■ **ABOUT THIS TASK**:
Reprint each record exactly. Pictures are not reprinted.

Records from a data source
________
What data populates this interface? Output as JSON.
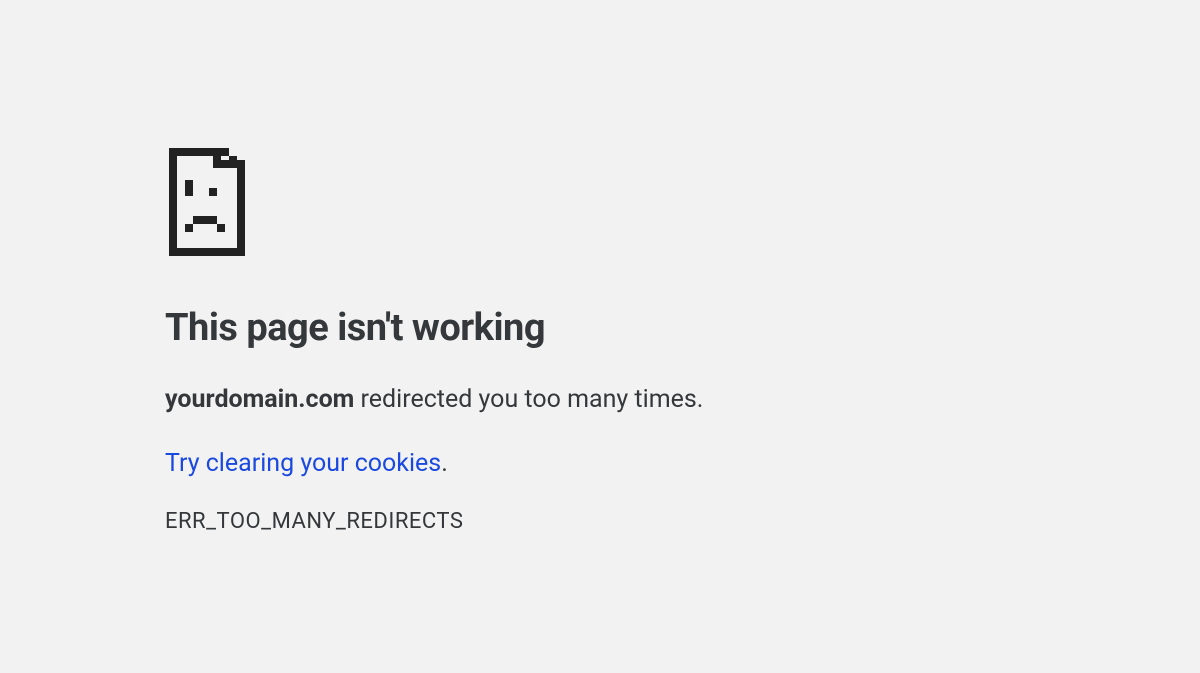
{
  "error": {
    "title": "This page isn't working",
    "domain": "yourdomain.com",
    "message_suffix": " redirected you too many times.",
    "suggestion_link": "Try clearing your cookies",
    "suggestion_period": ".",
    "code": "ERR_TOO_MANY_REDIRECTS"
  }
}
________
■ **ANSWER FOR THE TASK**:
What data populates this interface? Output as JSON.
{
  "error": {
    "title": "This page isn't working",
    "domain": "yourdomain.com",
    "message_suffix": " redirected you too many times.",
    "suggestion_link": "Try clearing your cookies",
    "suggestion_period": ".",
    "code": "ERR_TOO_MANY_REDIRECTS"
  }
}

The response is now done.